(c) the volume of food it can hold wasn't any larger than my existing food processor, so I wasn't really upscaling in size.
(d) it aint cheap.
Having said all this, I think that whatever gets people cooking and eating more wholesome meals at home and fewer take-out meals has got to be a good thing! So if you love your Thermomix then Thermomix away!!! Also, if I didn't own any kitchen appliances and was starting up a home from scratch I would seriously consider buying one.
My favourite non-mechanical kitchenware are:
- small stainless steel saucepans (with stainless steel handles) for gently reheating cooked foods (instead of microwaving) or making soups. Add a little water or broth to the bottom of saucepan when re-heating to prevent food from sticking.
- Stainless steel frying pans (with stainless steel handles) of various sizes for frying foods eg bacon, eggs, steak etc. Avoid plastic handles as you can't put the frying pan under the grill when making an omellete as the plastic will burn.
- Steamer for steaming vegetables (quick, easy way to cook vegetables and to retain nutrients).
- Casserole dishes eg cast iron Le Crueset, or Coringware. Not cheap, but a valuable investment that will last a lifetime (or longer). Purchase when on sale from Peter’s of Kenington or other department stores. I don’t own a slow cooker but that would be a fine alternative to these casserole dishes.
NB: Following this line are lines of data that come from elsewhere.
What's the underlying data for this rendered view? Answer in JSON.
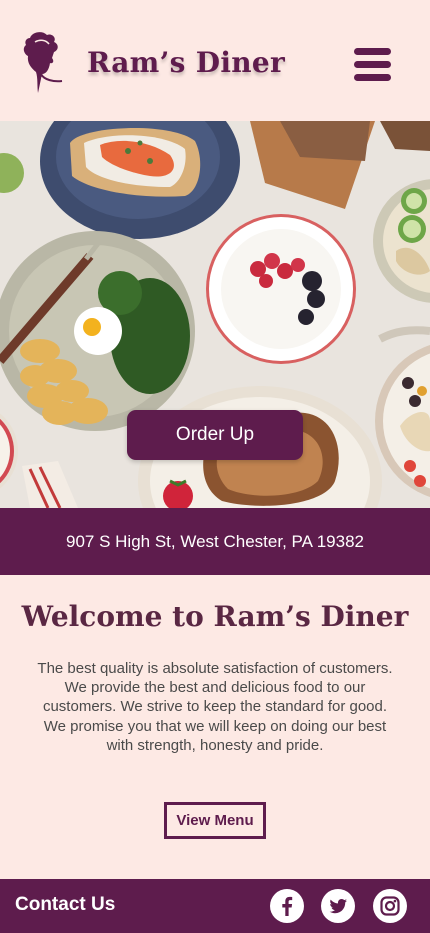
{
  "header": {
    "brand": "Ram’s Diner",
    "logo_icon": "chef-head-icon",
    "menu_icon": "hamburger-menu-icon"
  },
  "hero": {
    "image": "breakfast-table-photo",
    "order_button": "Order Up"
  },
  "location": {
    "address": "907 S High St, West Chester, PA 19382"
  },
  "welcome": {
    "title": "Welcome to Ram’s Diner",
    "body": "The best quality is absolute satisfaction of customers. We provide the best and delicious food to our customers. We strive to keep the standard for good. We promise you that we will keep on doing our best with strength, honesty and pride.",
    "button": "View Menu"
  },
  "footer": {
    "contact": "Contact Us",
    "social": [
      "facebook-icon",
      "twitter-icon",
      "instagram-icon"
    ]
  },
  "colors": {
    "brand": "#5e1c4d",
    "background": "#fde9e4",
    "white": "#ffffff"
  }
}
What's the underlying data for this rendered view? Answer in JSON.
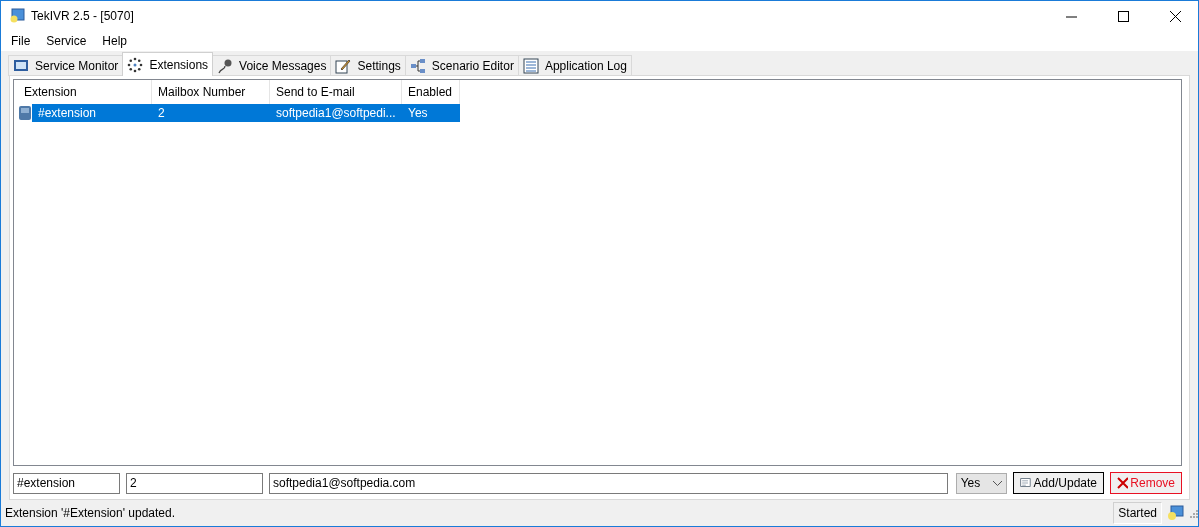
{
  "window": {
    "title": "TekIVR 2.5 - [5070]"
  },
  "menu": [
    "File",
    "Service",
    "Help"
  ],
  "tabs": [
    {
      "label": "Service Monitor",
      "selected": false
    },
    {
      "label": "Extensions",
      "selected": true
    },
    {
      "label": "Voice Messages",
      "selected": false
    },
    {
      "label": "Settings",
      "selected": false
    },
    {
      "label": "Scenario Editor",
      "selected": false
    },
    {
      "label": "Application Log",
      "selected": false
    }
  ],
  "table": {
    "columns": [
      "Extension",
      "Mailbox Number",
      "Send to E-mail",
      "Enabled"
    ],
    "rows": [
      {
        "selected": true,
        "cells": [
          "#extension",
          "2",
          "softpedia1@softpedi...",
          "Yes"
        ]
      }
    ]
  },
  "form": {
    "extension": "#extension",
    "mailbox": "2",
    "email": "softpedia1@softpedia.com",
    "enabled": "Yes",
    "add_button": "Add/Update",
    "remove_button": "Remove"
  },
  "status_bar": {
    "message": "Extension '#Extension' updated.",
    "state": "Started"
  }
}
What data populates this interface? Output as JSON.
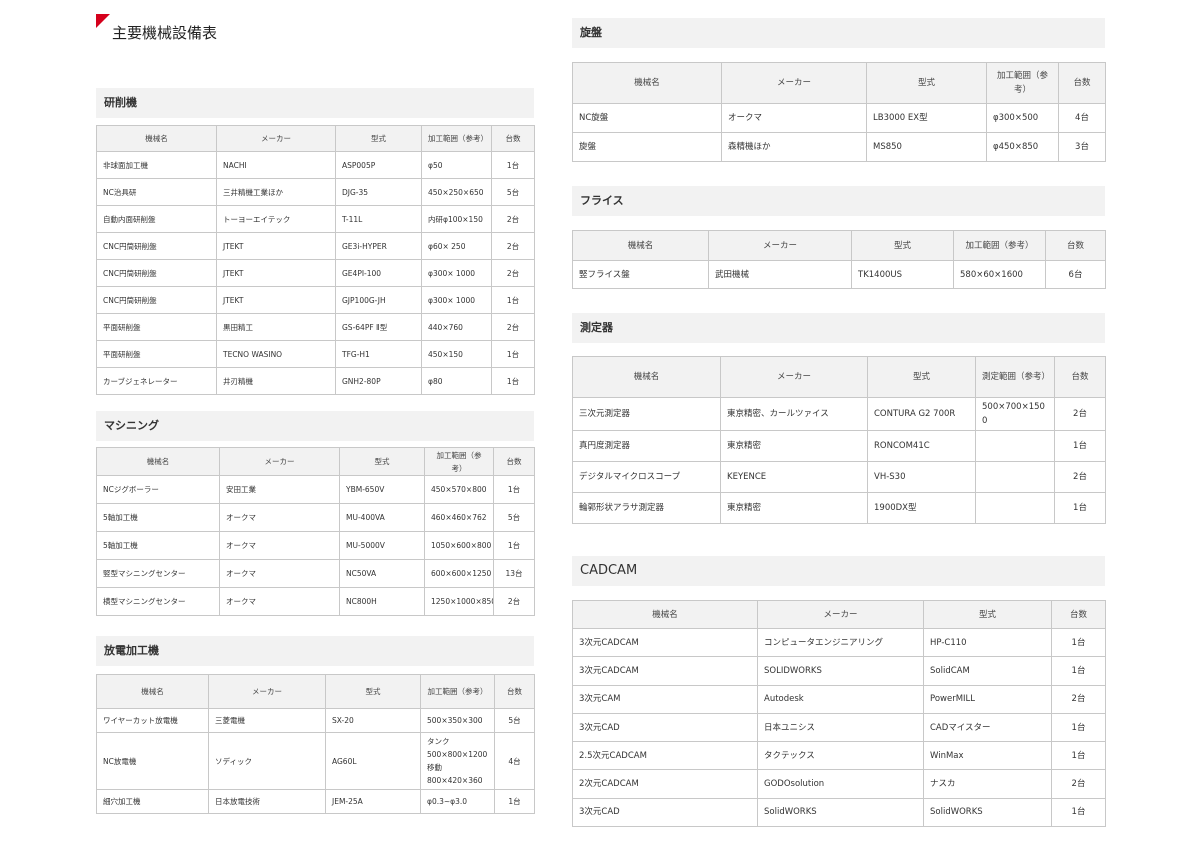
{
  "page": {
    "title": "主要機械設備表"
  },
  "columns": {
    "name": "機械名",
    "maker": "メーカー",
    "model": "型式",
    "range": "加工範囲（参考）",
    "measure": "測定範囲（参考）",
    "count": "台数"
  },
  "kensaku": {
    "title": "研削機",
    "rows": [
      [
        "非球面加工機",
        "NACHI",
        "ASP005P",
        "φ50",
        "1台"
      ],
      [
        "NC治具研",
        "三井精機工業ほか",
        "DJG-35",
        "450×250×650",
        "5台"
      ],
      [
        "自動内面研削盤",
        "トーヨーエイテック",
        "T-11L",
        "内研φ100×150",
        "2台"
      ],
      [
        "CNC円筒研削盤",
        "JTEKT",
        "GE3i-HYPER",
        "φ60× 250",
        "2台"
      ],
      [
        "CNC円筒研削盤",
        "JTEKT",
        "GE4PI-100",
        "φ300× 1000",
        "2台"
      ],
      [
        "CNC円筒研削盤",
        "JTEKT",
        "GJP100G-JH",
        "φ300× 1000",
        "1台"
      ],
      [
        "平面研削盤",
        "黒田精工",
        "GS-64PF Ⅱ型",
        "440×760",
        "2台"
      ],
      [
        "平面研削盤",
        "TECNO WASINO",
        "TFG-H1",
        "450×150",
        "1台"
      ],
      [
        "カーブジェネレーター",
        "井刃精機",
        "GNH2-80P",
        "φ80",
        "1台"
      ]
    ]
  },
  "machining": {
    "title": "マシニング",
    "rows": [
      [
        "NCジグボーラー",
        "安田工業",
        "YBM-650V",
        "450×570×800",
        "1台"
      ],
      [
        "5軸加工機",
        "オークマ",
        "MU-400VA",
        "460×460×762",
        "5台"
      ],
      [
        "5軸加工機",
        "オークマ",
        "MU-5000V",
        "1050×600×800",
        "1台"
      ],
      [
        "竪型マシニングセンター",
        "オークマ",
        "NC50VA",
        "600×600×1250",
        "13台"
      ],
      [
        "横型マシニングセンター",
        "オークマ",
        "NC800H",
        "1250×1000×850",
        "2台"
      ]
    ]
  },
  "edm": {
    "title": "放電加工機",
    "rows": [
      [
        "ワイヤーカット放電機",
        "三菱電機",
        "SX-20",
        "500×350×300",
        "5台"
      ],
      [
        "NC放電機",
        "ソディック",
        "AG60L",
        "タンク\n500×800×1200\n移動\n800×420×360",
        "4台"
      ],
      [
        "細穴加工機",
        "日本放電技術",
        "JEM-25A",
        "φ0.3~φ3.0",
        "1台"
      ]
    ]
  },
  "lathe": {
    "title": "旋盤",
    "rows": [
      [
        "NC旋盤",
        "オークマ",
        "LB3000 EX型",
        "φ300×500",
        "4台"
      ],
      [
        "旋盤",
        "森精機ほか",
        "MS850",
        "φ450×850",
        "3台"
      ]
    ]
  },
  "milling": {
    "title": "フライス",
    "rows": [
      [
        "竪フライス盤",
        "武田機械",
        "TK1400US",
        "580×60×1600",
        "6台"
      ]
    ]
  },
  "measure": {
    "title": "測定器",
    "rows": [
      [
        "三次元測定器",
        "東京精密、カールツァイス",
        "CONTURA G2 700R",
        "500×700×150\n0",
        "2台"
      ],
      [
        "真円度測定器",
        "東京精密",
        "RONCOM41C",
        "",
        "1台"
      ],
      [
        "デジタルマイクロスコープ",
        "KEYENCE",
        "VH-S30",
        "",
        "2台"
      ],
      [
        "輪郭形状アラサ測定器",
        "東京精密",
        "1900DX型",
        "",
        "1台"
      ]
    ]
  },
  "cadcam": {
    "title": "CADCAM",
    "rows": [
      [
        "3次元CADCAM",
        "コンピュータエンジニアリング",
        "HP-C110",
        "1台"
      ],
      [
        "3次元CADCAM",
        "SOLIDWORKS",
        "SolidCAM",
        "1台"
      ],
      [
        "3次元CAM",
        "Autodesk",
        "PowerMILL",
        "2台"
      ],
      [
        "3次元CAD",
        "日本ユニシス",
        "CADマイスター",
        "1台"
      ],
      [
        "2.5次元CADCAM",
        "タクテックス",
        "WinMax",
        "1台"
      ],
      [
        "2次元CADCAM",
        "GODOsolution",
        "ナスカ",
        "2台"
      ],
      [
        "3次元CAD",
        "SolidWORKS",
        "SolidWORKS",
        "1台"
      ]
    ]
  }
}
- Glass containers and jars (eg Pyrex) for storing cooked food/broth. I only use plastic containers for storing dry /uncooked foods eg large quantites of herbs. Pyrex can be purchased from Coles or DJs. I'm told Aldi sells cheap glass storage containers. Glass containers I buy from Pete's of Kensington, Chef's Warehouse or homeware store.
What are some of your favourite cooking must-haves?